Why Not To Apologise To Uphold The Constitution
Supplementary statement submitted to the Supreme Court.
Picture Courtesy: Bar and Bench
It is with deep regret that I read the order of this Hon’ble Court dated 20th of August. At the hearing the court asked me to take 2-3 days to reconsider the statement I made in the court. However, the order subsequently states: “We have given time to the contemnor to submit unconditional apology, if he so desires.”
I have never stood on ceremony when it comes to offering an apology for any mistake or wrongdoing on my part. It has been a privilege for me to have served this institution and bring several important public interest causes before it. I live with the realization that I have received from this institution much more than I have had the opportunity to give it. I cannot but have the highest regard for the institution of the Supreme Court.
I believe that the Supreme Court is the last bastion of hope for the protection of fundamental rights, the watchdog institutions and indeed for constitutional democracy itself. It has rightly been called the most powerful court in the democratic world, and often an exemplar for courts across the globe. Today in these troubling times, the hopes of the people of India vest in this Court to ensure the rule of law and the Constitution and not an untrammeled rule of the executive.
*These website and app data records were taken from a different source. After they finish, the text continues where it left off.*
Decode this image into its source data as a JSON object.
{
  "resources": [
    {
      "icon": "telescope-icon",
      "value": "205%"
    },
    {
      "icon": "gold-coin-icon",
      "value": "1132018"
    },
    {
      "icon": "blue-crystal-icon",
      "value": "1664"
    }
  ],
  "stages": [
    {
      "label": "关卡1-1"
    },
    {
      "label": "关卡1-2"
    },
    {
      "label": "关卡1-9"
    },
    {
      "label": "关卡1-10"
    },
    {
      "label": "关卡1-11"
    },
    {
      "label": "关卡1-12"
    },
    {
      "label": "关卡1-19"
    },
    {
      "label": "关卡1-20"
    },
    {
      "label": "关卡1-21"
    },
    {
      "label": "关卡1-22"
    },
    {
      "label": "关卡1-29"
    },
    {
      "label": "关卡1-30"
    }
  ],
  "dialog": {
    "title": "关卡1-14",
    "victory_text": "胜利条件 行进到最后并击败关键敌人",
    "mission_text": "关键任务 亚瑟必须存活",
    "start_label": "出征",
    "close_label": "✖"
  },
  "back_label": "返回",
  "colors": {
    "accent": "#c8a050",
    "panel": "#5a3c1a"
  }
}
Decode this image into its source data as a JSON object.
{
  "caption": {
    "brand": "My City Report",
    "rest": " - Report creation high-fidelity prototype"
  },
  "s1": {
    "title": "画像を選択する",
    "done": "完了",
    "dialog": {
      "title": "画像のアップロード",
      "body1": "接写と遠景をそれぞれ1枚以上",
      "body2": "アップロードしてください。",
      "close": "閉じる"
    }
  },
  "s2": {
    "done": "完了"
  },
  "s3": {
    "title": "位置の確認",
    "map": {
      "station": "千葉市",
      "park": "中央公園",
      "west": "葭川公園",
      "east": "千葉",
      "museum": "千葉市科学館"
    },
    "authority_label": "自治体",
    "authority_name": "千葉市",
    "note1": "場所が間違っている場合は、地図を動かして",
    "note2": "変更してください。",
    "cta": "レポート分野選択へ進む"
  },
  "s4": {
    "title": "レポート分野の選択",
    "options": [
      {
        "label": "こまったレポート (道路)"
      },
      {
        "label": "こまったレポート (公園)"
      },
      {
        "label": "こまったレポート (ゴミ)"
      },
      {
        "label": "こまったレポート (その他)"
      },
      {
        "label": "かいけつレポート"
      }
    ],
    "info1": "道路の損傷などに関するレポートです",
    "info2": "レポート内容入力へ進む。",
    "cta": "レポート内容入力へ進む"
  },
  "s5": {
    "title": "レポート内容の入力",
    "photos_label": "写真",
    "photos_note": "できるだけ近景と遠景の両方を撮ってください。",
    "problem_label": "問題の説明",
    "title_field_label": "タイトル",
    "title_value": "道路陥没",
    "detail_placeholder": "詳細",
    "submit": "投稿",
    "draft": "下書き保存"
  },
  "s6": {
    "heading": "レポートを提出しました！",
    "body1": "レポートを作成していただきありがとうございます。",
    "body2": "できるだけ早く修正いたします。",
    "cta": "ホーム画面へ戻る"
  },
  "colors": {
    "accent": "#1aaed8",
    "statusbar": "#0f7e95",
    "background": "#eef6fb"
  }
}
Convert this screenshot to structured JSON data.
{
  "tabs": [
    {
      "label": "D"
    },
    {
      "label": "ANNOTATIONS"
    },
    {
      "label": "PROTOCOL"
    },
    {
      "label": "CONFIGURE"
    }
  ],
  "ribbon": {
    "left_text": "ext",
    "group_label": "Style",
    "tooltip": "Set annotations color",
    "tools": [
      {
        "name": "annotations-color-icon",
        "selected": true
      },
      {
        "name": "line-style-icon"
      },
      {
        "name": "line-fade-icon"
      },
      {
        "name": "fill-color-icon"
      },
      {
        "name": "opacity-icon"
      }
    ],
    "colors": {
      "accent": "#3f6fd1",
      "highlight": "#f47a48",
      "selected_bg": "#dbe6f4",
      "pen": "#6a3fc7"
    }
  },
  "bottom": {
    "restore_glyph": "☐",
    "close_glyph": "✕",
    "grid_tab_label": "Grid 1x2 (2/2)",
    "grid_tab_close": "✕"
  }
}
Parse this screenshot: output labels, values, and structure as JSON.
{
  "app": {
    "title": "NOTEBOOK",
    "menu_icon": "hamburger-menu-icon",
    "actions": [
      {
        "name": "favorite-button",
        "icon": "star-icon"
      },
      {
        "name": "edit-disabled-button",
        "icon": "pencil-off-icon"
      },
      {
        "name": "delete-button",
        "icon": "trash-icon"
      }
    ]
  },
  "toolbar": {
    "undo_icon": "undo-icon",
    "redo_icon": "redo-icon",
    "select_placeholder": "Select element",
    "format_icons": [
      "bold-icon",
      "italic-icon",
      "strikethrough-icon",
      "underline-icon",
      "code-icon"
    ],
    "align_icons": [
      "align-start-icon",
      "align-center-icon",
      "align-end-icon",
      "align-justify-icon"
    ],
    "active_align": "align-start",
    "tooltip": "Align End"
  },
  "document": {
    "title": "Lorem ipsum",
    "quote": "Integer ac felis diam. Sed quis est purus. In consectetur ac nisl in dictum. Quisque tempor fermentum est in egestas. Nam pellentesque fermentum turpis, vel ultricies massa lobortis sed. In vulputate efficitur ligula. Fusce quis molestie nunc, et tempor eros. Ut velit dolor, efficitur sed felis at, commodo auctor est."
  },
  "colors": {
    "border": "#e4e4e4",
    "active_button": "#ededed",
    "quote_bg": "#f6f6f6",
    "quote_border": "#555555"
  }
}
This casts a duty, especially for an officer of this court like myself, to speak up, when I believe there is a deviation from its sterling record. Therefore I expressed myself in good faith, not to malign the Supreme Court or any particular Chief Justice, but to offer constructive criticism so that the court can arrest any drift away from its long-standing role as a guardian of the Constitution and custodian of peoples’ rights.
My tweets represented this bonafide belief that I continue to hold. Public expression of these beliefs was I believe, in line with my higher obligations as a citizen and a loyal officer of this court. Therefore, an apology for expression of these beliefs, conditional or unconditional, would be insincere. An apology cannot be a mere incantation and any apology has to, as the court has itself put it, be sincerely made. This is especially so when I have made the statements bonafide and pleaded truths with full details, which have not been dealt with by the Court. If I retract a statement before this court that I otherwise believe to be true or offer an insincere apology, that in my eyes would amount to the contempt of my conscience and of an institution that I hold in highest esteem.
Prashant Bhushan is an advocate in the Supreme Court.